Chemicals in Personal Care Products
Looking after an infant is hard work and baby wipes are convenient. However, due to the fragility of an infant’s skin, parents need to be conscious of the chemicals, preservatives and ingredients that are used in personal care. The questions that parents should be asking are – what is in the product? Does my child have skin sensitivities? How good is this product for my child’s health? Is this product harmful to the environment? (Read More)
Information on the skin

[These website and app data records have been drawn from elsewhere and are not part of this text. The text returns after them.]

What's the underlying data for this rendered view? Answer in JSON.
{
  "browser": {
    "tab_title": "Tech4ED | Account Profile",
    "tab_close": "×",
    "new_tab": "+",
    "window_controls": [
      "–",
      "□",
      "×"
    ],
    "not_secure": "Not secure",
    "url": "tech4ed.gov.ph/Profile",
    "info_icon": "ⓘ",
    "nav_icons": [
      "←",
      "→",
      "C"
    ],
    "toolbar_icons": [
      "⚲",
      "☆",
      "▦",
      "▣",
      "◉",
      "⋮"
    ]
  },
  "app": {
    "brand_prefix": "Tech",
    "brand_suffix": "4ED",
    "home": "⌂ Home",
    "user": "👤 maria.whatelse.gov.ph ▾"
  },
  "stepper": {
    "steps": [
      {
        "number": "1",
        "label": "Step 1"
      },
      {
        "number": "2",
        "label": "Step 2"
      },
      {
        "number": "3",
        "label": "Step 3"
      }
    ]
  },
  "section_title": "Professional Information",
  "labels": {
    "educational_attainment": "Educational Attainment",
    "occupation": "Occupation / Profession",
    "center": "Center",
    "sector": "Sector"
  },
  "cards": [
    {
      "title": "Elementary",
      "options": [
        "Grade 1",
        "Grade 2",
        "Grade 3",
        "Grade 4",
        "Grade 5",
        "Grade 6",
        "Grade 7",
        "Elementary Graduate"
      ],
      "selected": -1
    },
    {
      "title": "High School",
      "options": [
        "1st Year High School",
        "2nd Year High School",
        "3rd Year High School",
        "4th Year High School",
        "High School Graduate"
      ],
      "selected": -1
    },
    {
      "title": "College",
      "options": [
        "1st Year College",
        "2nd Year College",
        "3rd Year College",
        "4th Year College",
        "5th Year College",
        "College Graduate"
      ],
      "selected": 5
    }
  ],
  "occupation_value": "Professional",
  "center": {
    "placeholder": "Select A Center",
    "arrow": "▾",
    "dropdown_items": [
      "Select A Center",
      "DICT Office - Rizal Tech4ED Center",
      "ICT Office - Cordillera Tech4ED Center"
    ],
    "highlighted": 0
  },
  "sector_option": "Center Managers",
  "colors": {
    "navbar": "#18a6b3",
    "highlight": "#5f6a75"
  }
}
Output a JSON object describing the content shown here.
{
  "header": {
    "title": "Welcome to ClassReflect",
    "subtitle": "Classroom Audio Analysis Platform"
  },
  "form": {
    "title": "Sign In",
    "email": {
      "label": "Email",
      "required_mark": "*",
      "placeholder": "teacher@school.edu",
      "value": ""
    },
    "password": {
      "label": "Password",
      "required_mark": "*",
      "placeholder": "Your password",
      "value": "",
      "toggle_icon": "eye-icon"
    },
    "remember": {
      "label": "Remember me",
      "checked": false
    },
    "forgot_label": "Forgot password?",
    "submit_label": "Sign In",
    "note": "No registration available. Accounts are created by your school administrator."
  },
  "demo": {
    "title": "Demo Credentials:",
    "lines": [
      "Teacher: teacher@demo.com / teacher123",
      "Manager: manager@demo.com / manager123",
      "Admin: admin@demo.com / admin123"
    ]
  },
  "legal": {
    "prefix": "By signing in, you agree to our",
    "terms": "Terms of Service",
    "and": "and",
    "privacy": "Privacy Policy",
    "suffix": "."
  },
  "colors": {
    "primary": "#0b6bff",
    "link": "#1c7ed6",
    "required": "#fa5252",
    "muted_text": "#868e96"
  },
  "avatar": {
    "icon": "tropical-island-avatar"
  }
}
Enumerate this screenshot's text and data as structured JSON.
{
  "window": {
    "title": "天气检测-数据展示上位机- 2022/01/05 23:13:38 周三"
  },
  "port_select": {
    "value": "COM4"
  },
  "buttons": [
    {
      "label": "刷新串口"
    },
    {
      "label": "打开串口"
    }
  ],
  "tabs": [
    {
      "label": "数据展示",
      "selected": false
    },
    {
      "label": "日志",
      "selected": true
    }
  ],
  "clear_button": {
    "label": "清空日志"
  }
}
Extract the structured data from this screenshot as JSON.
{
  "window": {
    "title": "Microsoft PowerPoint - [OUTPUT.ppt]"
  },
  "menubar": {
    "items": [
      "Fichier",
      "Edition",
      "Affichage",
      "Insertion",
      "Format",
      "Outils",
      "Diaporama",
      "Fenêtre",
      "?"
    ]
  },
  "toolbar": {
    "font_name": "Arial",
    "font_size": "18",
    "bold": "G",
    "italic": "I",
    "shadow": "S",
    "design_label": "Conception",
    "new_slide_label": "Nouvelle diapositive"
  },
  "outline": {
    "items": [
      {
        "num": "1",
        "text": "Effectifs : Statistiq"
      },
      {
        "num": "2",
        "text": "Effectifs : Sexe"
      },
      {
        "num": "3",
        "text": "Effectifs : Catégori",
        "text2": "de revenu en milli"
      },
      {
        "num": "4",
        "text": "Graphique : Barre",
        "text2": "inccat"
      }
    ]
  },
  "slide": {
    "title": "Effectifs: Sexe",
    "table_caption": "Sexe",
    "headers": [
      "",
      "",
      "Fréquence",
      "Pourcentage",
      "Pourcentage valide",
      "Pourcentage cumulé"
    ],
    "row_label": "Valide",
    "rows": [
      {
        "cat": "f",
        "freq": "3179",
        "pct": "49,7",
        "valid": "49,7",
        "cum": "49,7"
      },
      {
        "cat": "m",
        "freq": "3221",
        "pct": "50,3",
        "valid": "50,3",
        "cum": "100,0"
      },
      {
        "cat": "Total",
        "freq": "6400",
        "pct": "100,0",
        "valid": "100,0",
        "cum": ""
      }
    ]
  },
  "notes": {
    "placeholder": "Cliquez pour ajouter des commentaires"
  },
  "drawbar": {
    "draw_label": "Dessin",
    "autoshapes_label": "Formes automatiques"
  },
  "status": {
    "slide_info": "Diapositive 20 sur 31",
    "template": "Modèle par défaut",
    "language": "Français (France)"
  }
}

Smooth as a baby’s bottom is a well known idiom to describe how soft and precious the skin of an infant can look and feel. This is because the skin is new and delicate. It can be up to 30% thinner than the skin of an adult, and more susceptible to bacteria, viruses and UV damage. The immunity and health of an infant increases as it develops. The skin is incredibly important which is why we need to understand the skin, how to protect the skin, and what is in personal care products used on your babies skin. (Read More)
What is recycling?
High-income countries such as New Zealand typically consume beyond their means. The global changes to recycling has left New Zealand with a surplus of rubbish. China, until December 2017, was at the centre of the global trade of scrap material, and for years was purchasing countries’ waste, recycling the waste and creating recyclable materials that was sold with the label ‘recyclable packaging’. (Read More)
What is organic? What does organic look like?
The principles of organic agriculture are wide ranging and include concerns for safe food production, for the environment, for animal welfare and for issues of social justice (a.w. browne). Here are the different meanings of organic within agriculture and personal care products, and how the conscious consumer is developing as they shape and are shaped by what it means to be organic, through marketing, awareness and education.(Read More)
Plastic comes in many shapes and sizes – where did it come from and where will it go? Each year around 252,000 tons of plastic ends up in New Zealand landfills. Plastic bottles take 400 years to degrade because it slowly disintegrates. Plastic is either recyclable, non-recyclable, biodegradable, or something in-between. Plastic is made from hydrogen and carbon atoms that are processed into a series of molecules called polymers. ‘Poly’ means many, hence why the scientific name behind plastic starts with ‘poly’.(Read More)